━━━ Exercise materials
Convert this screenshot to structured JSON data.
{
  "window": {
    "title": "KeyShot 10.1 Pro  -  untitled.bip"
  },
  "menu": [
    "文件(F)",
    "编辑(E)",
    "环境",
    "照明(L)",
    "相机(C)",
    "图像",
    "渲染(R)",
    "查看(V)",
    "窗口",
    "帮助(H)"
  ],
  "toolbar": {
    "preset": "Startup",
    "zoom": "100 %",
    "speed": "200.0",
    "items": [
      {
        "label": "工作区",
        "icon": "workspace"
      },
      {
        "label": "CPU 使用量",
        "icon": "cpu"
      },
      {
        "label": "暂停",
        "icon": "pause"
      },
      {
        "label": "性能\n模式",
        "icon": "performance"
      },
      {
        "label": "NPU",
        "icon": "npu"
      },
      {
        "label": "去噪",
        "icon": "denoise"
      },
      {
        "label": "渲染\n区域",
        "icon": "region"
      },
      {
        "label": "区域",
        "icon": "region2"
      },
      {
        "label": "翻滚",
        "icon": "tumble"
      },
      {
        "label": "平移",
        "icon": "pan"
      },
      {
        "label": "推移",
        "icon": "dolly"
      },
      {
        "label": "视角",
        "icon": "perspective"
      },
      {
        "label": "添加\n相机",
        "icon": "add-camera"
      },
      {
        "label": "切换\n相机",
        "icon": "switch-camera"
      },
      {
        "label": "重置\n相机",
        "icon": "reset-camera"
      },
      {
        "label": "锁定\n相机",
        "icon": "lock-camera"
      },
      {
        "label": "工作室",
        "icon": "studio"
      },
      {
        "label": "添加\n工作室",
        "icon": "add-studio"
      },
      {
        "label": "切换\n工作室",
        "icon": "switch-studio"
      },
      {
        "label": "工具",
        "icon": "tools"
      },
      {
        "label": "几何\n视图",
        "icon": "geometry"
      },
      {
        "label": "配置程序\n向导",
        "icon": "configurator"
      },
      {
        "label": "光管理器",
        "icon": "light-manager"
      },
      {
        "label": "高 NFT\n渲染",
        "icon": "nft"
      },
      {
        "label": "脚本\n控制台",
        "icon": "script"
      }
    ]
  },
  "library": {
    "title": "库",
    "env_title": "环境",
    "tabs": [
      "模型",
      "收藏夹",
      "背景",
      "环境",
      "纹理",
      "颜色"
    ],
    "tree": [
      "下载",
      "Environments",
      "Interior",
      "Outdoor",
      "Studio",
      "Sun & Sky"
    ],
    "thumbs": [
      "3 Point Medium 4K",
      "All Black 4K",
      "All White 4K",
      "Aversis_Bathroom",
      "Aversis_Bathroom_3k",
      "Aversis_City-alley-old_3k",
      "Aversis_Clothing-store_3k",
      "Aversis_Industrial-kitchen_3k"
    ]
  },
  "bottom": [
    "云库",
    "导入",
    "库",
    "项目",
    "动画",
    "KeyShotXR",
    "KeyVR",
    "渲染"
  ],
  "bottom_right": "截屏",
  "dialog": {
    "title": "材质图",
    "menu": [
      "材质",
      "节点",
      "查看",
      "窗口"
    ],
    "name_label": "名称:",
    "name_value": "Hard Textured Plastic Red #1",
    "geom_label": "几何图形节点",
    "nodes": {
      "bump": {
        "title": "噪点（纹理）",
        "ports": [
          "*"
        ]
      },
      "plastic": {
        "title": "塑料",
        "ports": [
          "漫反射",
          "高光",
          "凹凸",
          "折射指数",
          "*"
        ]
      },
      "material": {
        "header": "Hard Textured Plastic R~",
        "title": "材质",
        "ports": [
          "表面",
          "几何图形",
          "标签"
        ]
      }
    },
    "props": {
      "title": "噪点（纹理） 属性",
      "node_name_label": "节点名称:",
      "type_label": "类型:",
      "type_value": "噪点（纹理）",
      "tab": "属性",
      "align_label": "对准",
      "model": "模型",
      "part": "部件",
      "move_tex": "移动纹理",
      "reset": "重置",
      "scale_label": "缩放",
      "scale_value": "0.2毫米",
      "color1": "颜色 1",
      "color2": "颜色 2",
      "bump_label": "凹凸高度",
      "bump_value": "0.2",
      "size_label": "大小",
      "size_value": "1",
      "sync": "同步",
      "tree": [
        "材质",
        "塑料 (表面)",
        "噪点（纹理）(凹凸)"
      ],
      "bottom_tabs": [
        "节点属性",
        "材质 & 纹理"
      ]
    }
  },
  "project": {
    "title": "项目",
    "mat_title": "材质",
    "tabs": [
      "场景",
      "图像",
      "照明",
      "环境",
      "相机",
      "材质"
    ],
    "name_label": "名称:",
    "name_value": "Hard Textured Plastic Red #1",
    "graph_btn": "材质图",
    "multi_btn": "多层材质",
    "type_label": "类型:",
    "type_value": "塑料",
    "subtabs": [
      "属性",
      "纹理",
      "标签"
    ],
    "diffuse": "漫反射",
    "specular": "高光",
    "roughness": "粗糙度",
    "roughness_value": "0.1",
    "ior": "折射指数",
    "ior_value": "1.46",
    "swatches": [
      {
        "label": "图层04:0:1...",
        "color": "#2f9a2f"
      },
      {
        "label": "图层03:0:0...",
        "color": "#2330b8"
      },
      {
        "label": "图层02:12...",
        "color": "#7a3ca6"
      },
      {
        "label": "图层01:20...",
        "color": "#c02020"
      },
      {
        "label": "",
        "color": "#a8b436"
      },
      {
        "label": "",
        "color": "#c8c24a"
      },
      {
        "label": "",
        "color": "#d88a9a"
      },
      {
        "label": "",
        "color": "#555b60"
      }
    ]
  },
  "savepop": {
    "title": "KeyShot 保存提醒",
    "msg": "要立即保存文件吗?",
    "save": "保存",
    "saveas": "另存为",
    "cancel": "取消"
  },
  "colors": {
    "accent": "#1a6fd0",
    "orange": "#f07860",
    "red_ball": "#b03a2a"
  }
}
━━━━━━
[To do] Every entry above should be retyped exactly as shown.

[The completed task]
Convert this screenshot to structured JSON data.
{
  "window": {
    "title": "KeyShot 10.1 Pro  -  untitled.bip"
  },
  "menu": [
    "文件(F)",
    "编辑(E)",
    "环境",
    "照明(L)",
    "相机(C)",
    "图像",
    "渲染(R)",
    "查看(V)",
    "窗口",
    "帮助(H)"
  ],
  "toolbar": {
    "preset": "Startup",
    "zoom": "100 %",
    "speed": "200.0",
    "items": [
      {
        "label": "工作区",
        "icon": "workspace"
      },
      {
        "label": "CPU 使用量",
        "icon": "cpu"
      },
      {
        "label": "暂停",
        "icon": "pause"
      },
      {
        "label": "性能\n模式",
        "icon": "performance"
      },
      {
        "label": "NPU",
        "icon": "npu"
      },
      {
        "label": "去噪",
        "icon": "denoise"
      },
      {
        "label": "渲染\n区域",
        "icon": "region"
      },
      {
        "label": "区域",
        "icon": "region2"
      },
      {
        "label": "翻滚",
        "icon": "tumble"
      },
      {
        "label": "平移",
        "icon": "pan"
      },
      {
        "label": "推移",
        "icon": "dolly"
      },
      {
        "label": "视角",
        "icon": "perspective"
      },
      {
        "label": "添加\n相机",
        "icon": "add-camera"
      },
      {
        "label": "切换\n相机",
        "icon": "switch-camera"
      },
      {
        "label": "重置\n相机",
        "icon": "reset-camera"
      },
      {
        "label": "锁定\n相机",
        "icon": "lock-camera"
      },
      {
        "label": "工作室",
        "icon": "studio"
      },
      {
        "label": "添加\n工作室",
        "icon": "add-studio"
      },
      {
        "label": "切换\n工作室",
        "icon": "switch-studio"
      },
      {
        "label": "工具",
        "icon": "tools"
      },
      {
        "label": "几何\n视图",
        "icon": "geometry"
      },
      {
        "label": "配置程序\n向导",
        "icon": "configurator"
      },
      {
        "label": "光管理器",
        "icon": "light-manager"
      },
      {
        "label": "高 NFT\n渲染",
        "icon": "nft"
      },
      {
        "label": "脚本\n控制台",
        "icon": "script"
      }
    ]
  },
  "library": {
    "title": "库",
    "env_title": "环境",
    "tabs": [
      "模型",
      "收藏夹",
      "背景",
      "环境",
      "纹理",
      "颜色"
    ],
    "tree": [
      "下载",
      "Environments",
      "Interior",
      "Outdoor",
      "Studio",
      "Sun & Sky"
    ],
    "thumbs": [
      "3 Point Medium 4K",
      "All Black 4K",
      "All White 4K",
      "Aversis_Bathroom",
      "Aversis_Bathroom_3k",
      "Aversis_City-alley-old_3k",
      "Aversis_Clothing-store_3k",
      "Aversis_Industrial-kitchen_3k"
    ]
  },
  "bottom": [
    "云库",
    "导入",
    "库",
    "项目",
    "动画",
    "KeyShotXR",
    "KeyVR",
    "渲染"
  ],
  "bottom_right": "截屏",
  "dialog": {
    "title": "材质图",
    "menu": [
      "材质",
      "节点",
      "查看",
      "窗口"
    ],
    "name_label": "名称:",
    "name_value": "Hard Textured Plastic Red #1",
    "geom_label": "几何图形节点",
    "nodes": {
      "bump": {
        "title": "噪点（纹理）",
        "ports": [
          "*"
        ]
      },
      "plastic": {
        "title": "塑料",
        "ports": [
          "漫反射",
          "高光",
          "凹凸",
          "折射指数",
          "*"
        ]
      },
      "material": {
        "header": "Hard Textured Plastic R~",
        "title": "材质",
        "ports": [
          "表面",
          "几何图形",
          "标签"
        ]
      }
    },
    "props": {
      "title": "噪点（纹理） 属性",
      "node_name_label": "节点名称:",
      "type_label": "类型:",
      "type_value": "噪点（纹理）",
      "tab": "属性",
      "align_label": "对准",
      "model": "模型",
      "part": "部件",
      "move_tex": "移动纹理",
      "reset": "重置",
      "scale_label": "缩放",
      "scale_value": "0.2毫米",
      "color1": "颜色 1",
      "color2": "颜色 2",
      "bump_label": "凹凸高度",
      "bump_value": "0.2",
      "size_label": "大小",
      "size_value": "1",
      "sync": "同步",
      "tree": [
        "材质",
        "塑料 (表面)",
        "噪点（纹理）(凹凸)"
      ],
      "bottom_tabs": [
        "节点属性",
        "材质 & 纹理"
      ]
    }
  },
  "project": {
    "title": "项目",
    "mat_title": "材质",
    "tabs": [
      "场景",
      "图像",
      "照明",
      "环境",
      "相机",
      "材质"
    ],
    "name_label": "名称:",
    "name_value": "Hard Textured Plastic Red #1",
    "graph_btn": "材质图",
    "multi_btn": "多层材质",
    "type_label": "类型:",
    "type_value": "塑料",
    "subtabs": [
      "属性",
      "纹理",
      "标签"
    ],
    "diffuse": "漫反射",
    "specular": "高光",
    "roughness": "粗糙度",
    "roughness_value": "0.1",
    "ior": "折射指数",
    "ior_value": "1.46",
    "swatches": [
      {
        "label": "图层04:0:1...",
        "color": "#2f9a2f"
      },
      {
        "label": "图层03:0:0...",
        "color": "#2330b8"
      },
      {
        "label": "图层02:12...",
        "color": "#7a3ca6"
      },
      {
        "label": "图层01:20...",
        "color": "#c02020"
      },
      {
        "label": "",
        "color": "#a8b436"
      },
      {
        "label": "",
        "color": "#c8c24a"
      },
      {
        "label": "",
        "color": "#d88a9a"
      },
      {
        "label": "",
        "color": "#555b60"
      }
    ]
  },
  "savepop": {
    "title": "KeyShot 保存提醒",
    "msg": "要立即保存文件吗?",
    "save": "保存",
    "saveas": "另存为",
    "cancel": "取消"
  },
  "colors": {
    "accent": "#1a6fd0",
    "orange": "#f07860",
    "red_ball": "#b03a2a"
  }
}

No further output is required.